* _WHAT YOU WILL DO_: Show the lines below where "page" occurs.

PROVIDED DATA below:

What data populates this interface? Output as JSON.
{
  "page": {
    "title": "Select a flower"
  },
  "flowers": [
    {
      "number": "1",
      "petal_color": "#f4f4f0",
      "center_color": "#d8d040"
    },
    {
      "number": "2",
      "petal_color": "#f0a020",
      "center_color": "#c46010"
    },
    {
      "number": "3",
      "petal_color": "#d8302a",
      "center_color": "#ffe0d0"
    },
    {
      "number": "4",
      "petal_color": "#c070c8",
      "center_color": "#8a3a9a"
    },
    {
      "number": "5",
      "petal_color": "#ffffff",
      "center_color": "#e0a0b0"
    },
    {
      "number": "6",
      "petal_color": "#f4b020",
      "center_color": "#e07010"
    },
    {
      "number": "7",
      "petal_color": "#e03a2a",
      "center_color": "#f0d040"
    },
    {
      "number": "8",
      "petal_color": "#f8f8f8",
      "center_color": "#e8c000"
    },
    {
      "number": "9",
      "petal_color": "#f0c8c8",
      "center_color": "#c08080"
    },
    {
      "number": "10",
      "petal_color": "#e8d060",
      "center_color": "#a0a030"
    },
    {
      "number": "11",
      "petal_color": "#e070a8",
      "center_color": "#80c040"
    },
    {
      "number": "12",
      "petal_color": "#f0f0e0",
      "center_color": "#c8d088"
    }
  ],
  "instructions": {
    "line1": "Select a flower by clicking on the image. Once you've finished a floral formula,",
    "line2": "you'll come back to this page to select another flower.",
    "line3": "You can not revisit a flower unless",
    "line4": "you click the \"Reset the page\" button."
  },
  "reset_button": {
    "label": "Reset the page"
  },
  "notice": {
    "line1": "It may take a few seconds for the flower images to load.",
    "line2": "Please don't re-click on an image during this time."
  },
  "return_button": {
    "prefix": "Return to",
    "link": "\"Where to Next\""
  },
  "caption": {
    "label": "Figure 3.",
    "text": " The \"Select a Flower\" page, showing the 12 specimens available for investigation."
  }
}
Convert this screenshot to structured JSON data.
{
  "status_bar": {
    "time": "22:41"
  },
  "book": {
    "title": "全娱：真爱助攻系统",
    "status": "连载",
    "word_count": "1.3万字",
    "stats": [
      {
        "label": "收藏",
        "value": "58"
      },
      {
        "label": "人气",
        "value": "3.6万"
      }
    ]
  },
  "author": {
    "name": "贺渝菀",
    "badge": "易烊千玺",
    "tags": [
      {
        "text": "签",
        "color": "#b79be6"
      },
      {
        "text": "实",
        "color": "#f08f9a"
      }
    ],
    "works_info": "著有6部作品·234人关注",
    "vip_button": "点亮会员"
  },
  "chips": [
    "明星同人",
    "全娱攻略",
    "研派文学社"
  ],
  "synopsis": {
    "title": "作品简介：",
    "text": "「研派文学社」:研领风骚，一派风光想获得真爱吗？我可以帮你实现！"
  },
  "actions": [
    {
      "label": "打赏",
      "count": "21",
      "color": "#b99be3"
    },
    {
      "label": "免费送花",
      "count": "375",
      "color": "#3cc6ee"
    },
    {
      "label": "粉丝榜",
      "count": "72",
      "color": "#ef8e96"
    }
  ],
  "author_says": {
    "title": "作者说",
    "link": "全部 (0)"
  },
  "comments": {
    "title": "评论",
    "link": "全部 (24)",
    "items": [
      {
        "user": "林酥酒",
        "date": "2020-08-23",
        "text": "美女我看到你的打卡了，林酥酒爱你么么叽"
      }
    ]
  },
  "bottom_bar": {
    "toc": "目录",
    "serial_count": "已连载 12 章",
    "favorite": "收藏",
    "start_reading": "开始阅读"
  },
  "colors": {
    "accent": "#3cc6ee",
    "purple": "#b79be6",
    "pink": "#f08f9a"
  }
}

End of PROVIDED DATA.

* _EXERCISE ANSWER_:
  "page": {
    "line2": "you'll come back to this page to select another flower.",
    "line4": "you click the \"Reset the page\" button."
    "label": "Reset the page"
    "text": " The \"Select a Flower\" page, showing the 12 specimens available for investigation."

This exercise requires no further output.